Supporters said it’s needed because many New Yorkers are still struggling financially. Sen. Robert Jackson, a Democrat who represents a district that includes the Washington Heights section of Manhattan, said his constituents have been hit hard by the pandemic and are still “digging out.”
“I represent 13 miles of Manhattan and you may think that Manhattan has all of the wealth of the state of New York….I have tens of thousands of residents, tenants, that are struggling to survive,” Jackson said.
Senate sponsor Brian Kavanagh, also a Manhattan Democrat, said even though infection rates are going down and the number of vaccinated New Yorkers is rising, the pandemic's effects aren’t over, and preventing evictions helps stem the spread of the virus.
“We are not out of the woods yet,” said Kavanagh, who added the bill’s “principle purpose is as a public health measure to prevent all of us from getting sick and extending this pandemic unnecessarily.”

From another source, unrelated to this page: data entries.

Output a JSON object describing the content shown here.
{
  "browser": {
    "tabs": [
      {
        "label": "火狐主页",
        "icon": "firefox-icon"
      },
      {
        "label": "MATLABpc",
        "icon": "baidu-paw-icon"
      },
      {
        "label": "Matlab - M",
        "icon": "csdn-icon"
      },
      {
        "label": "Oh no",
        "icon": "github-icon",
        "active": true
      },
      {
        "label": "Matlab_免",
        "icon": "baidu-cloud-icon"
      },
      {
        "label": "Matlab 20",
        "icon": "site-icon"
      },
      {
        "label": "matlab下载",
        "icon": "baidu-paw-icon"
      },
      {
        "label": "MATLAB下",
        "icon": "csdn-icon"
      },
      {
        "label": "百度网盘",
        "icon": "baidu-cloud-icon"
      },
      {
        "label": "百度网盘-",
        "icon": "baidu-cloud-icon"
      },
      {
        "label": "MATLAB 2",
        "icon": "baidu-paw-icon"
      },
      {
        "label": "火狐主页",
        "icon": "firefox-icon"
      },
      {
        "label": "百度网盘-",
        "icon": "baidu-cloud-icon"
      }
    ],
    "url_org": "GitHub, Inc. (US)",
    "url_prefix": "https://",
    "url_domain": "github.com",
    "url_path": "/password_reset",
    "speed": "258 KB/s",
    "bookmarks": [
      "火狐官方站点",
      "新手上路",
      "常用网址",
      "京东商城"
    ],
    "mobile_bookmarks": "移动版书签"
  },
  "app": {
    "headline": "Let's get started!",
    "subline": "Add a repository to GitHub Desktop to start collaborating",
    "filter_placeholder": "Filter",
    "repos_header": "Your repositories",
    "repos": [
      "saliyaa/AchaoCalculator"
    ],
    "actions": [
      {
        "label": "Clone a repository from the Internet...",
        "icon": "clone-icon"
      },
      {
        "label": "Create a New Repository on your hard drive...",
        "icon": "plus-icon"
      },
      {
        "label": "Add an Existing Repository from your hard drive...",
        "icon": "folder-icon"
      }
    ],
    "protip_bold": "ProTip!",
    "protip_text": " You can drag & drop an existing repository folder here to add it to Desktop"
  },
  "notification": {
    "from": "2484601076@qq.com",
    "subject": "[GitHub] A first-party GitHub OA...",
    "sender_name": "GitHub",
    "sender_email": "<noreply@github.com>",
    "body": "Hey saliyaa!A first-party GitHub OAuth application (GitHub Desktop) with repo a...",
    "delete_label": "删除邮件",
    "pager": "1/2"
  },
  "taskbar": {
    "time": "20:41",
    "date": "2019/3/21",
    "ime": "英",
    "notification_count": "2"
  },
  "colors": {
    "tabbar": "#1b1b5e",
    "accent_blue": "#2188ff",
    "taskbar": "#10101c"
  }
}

Opponents, including many Republicans in the Senate, argue that the moratorium should end sooner.
Sen. Pamela Helming of Canandaigua said the CDC recommends that the tenant protections should end June 30. Meanwhile, Democratic Gov. Andrew Cuomo said the state will largely be reopening on May 19.
Helming, a Republican, said extending the measure further only delays a looming housing crisis, and will “kick this can down the road” and lead people to go further into debt.
Sen. Anthony Palumbo, a Long Island Republican, said the measure does not provide enough protections for landlords. Palumbo said when the current measure runs out, tenants will have to pay back the rent money that they owe. He said many might not have those resources. Landlords, however, hold the deeds to the properties, and if the lack of rent causes them to miss mortgage payments, they will end up in foreclosure.
He said the landlords he represents are not the multimillionaire and billionaire “big, bad landlords” but people who purchased two- or three-unit buildings.
“Those are the folks who rely on that income from small commercial mixed-use buildings for their retirement,” said Palumbo, who added some used their life savings to purchase the property.
Palumbo and others who voted against the measure said the state’s tenants and landlords would benefit more from the $2.4 billion in federal rental assistance relief approved in March. But they said the state has been slow to distribute those funds.
Kavanagh said he thinks once those funds are distributed, the majority of the back payments will be made.
The measure was also approved in the state Assembly.